(originally published August 30, 2010)
I remember when people wrote long, heartfelt letters in longhand. Then came the typewriter, which helped us lose the beauty of the handwritten word with lovely penmanship. Then the telephone came along, where early "party lines" enabled snoopy neighbors to overhear your spoken sentiments. After that, we had the fax machine which cut out the middleman in quick delivery. Then emails quickly took control – you could write and write and get an almost instant response. No waiting in anticipation at your mailbox for weeks hoping for that personal connection you started and which you hoped would be closed with a return missive.
And now we have devolved even more into text messaging. Now, don't get me wrong – I text message about five times each day, on average. I do it for a quick alert – it's better than hawks or carrier pigeons. As far as interpersonal intimacy
is concerned, however, there is none, except for “sexting,” which is anything but
A survey on the website mashable.com highlighted this ever-diminishing level of interest in true personal contact and showed:For people under the age of 25:

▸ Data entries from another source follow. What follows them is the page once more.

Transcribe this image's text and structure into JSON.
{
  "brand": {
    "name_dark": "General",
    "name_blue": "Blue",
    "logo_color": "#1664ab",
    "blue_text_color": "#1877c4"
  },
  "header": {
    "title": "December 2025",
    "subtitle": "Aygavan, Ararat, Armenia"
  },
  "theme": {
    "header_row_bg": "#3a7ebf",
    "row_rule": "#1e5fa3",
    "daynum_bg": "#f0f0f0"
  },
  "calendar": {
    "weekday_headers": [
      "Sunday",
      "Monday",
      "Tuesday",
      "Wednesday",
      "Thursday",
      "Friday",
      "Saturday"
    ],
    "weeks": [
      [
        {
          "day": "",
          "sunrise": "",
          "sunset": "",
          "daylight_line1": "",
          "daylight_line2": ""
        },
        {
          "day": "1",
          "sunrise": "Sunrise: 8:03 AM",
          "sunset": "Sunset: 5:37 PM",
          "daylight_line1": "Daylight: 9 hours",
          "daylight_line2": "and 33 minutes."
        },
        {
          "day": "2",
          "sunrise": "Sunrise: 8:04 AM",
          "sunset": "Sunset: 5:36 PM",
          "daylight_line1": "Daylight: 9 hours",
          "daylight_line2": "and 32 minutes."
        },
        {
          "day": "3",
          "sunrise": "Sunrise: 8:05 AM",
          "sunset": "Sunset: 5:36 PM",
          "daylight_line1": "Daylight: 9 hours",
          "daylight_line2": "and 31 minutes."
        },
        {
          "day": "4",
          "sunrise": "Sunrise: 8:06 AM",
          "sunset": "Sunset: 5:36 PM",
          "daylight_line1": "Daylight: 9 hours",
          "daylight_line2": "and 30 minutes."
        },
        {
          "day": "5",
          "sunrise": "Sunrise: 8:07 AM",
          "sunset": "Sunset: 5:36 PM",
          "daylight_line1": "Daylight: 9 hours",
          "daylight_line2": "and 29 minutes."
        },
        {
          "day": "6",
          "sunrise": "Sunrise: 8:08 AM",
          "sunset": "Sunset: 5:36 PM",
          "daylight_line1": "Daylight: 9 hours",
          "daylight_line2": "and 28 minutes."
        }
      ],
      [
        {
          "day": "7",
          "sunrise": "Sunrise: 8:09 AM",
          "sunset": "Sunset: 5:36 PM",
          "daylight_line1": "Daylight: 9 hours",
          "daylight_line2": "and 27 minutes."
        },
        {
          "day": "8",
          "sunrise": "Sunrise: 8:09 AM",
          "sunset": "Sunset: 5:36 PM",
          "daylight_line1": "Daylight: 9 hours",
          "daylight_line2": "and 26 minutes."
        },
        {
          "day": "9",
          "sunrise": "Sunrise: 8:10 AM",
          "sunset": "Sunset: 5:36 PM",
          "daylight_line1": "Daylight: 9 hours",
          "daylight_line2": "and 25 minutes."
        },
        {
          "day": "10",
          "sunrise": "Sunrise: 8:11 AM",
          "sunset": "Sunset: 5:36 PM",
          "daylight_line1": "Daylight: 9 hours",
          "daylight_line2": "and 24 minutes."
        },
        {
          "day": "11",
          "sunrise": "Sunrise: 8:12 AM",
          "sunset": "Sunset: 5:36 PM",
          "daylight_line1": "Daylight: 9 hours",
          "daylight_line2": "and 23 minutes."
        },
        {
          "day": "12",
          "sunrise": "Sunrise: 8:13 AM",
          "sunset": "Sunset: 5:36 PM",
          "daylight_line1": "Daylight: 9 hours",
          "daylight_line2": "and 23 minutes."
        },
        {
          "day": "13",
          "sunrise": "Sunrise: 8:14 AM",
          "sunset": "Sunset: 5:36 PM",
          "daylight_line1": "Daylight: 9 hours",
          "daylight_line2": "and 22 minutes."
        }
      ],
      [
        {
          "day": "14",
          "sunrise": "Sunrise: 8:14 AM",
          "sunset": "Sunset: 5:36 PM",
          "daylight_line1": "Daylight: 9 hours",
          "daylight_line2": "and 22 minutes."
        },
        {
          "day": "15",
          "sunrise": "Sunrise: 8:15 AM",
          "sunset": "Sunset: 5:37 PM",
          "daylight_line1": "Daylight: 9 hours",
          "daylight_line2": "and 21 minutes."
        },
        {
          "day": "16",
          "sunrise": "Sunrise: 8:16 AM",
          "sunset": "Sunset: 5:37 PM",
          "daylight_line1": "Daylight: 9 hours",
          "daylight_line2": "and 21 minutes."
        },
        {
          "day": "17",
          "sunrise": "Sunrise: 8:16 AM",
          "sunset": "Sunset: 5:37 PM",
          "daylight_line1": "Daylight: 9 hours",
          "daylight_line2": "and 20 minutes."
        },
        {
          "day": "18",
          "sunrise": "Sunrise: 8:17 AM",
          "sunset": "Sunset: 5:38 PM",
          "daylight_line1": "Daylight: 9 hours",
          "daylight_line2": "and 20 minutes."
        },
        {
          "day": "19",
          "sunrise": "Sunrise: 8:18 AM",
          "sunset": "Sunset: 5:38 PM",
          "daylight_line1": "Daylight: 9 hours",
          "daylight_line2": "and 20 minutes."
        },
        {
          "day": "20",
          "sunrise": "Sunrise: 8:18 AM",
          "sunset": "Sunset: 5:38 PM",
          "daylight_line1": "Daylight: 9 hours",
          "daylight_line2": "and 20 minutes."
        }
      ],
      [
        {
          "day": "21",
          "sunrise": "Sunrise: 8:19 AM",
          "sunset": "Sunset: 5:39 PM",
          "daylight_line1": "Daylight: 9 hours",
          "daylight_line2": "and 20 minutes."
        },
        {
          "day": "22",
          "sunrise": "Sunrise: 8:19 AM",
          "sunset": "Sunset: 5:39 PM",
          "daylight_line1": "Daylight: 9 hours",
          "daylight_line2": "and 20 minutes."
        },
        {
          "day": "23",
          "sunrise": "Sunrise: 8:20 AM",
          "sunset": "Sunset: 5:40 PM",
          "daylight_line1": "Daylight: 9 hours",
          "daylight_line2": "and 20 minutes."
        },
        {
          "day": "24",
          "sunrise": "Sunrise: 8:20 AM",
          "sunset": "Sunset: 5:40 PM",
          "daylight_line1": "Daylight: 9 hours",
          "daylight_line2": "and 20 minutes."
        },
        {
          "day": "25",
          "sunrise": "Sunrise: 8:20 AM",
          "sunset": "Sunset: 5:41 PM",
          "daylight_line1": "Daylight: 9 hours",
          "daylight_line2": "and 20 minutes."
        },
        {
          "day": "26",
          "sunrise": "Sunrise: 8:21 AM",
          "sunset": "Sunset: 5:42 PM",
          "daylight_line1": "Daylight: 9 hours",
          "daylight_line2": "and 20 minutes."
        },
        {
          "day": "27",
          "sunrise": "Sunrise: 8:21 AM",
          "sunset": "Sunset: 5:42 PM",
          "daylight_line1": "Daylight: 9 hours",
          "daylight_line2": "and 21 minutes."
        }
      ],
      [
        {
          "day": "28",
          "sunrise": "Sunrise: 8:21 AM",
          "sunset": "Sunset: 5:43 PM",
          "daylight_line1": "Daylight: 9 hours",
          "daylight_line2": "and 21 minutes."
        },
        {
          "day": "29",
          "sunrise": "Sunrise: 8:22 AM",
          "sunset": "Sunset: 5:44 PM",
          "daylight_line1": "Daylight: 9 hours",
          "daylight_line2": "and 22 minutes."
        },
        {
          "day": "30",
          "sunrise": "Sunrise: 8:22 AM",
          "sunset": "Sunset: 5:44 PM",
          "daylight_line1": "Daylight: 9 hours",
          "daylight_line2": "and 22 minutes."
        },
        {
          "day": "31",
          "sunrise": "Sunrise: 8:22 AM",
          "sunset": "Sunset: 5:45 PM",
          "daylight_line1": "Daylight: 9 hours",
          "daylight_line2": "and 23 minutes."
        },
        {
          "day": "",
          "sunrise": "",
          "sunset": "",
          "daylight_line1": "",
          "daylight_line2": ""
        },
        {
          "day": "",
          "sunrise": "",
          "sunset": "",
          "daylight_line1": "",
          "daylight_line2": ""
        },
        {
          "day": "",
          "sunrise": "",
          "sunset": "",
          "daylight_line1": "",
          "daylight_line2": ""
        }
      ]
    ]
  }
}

49% think it’s perfectly okay to text while eating
24%….while using the toilet
10%…while having sex [not to be confused with real sexual intimacy]For people over the age of 25:
27% think it’s okay to text while eating
12%…while using the toilet
6% …while having sex.
This brings multi-tasking to a new low.
I realize the younger generation believes valuing certain things like privacy and modesty is “old fashioned,” and these sorts of compulsive texting practices are harmless and they don’t see themselves as rude, inconsiderate or clueless, but when they turn 40 and have children, it’s amazing how many of them finally see the negativity in diminishing true intimacy and needing incessant and relatively meaningless interaction just for the sake of thinking they’re important, or because they don’t want a moment of “boredom,” or because they’re just making a frantic attempt to distract themselves from life’s responsibilities, obligations, challenges and fears.
Not being able to concentrate fully on one
in-depth interaction/conversation, not seeing important life experiences as serious and sacred is a problem
Parents with minor children have a responsibility to help children curb their out-of-control impulses, whatever they are. Make sure you have a contract with your phone provider that allows for up to 10-15 texts per day instead of the average of 100 texts per day kids are doing now. Have them pick and choose what is most important to them to use up those precious texts. Have them learn something about prioritizing and budgeting and making choices using some deep thought.
Parents, this is YOUR JOB: to teach your children to moderate behavior in appropriate ways, or else you turn out-of-control children into out-of-control adults, for whom a million texts will be the way they measure their worth and their daily happiness.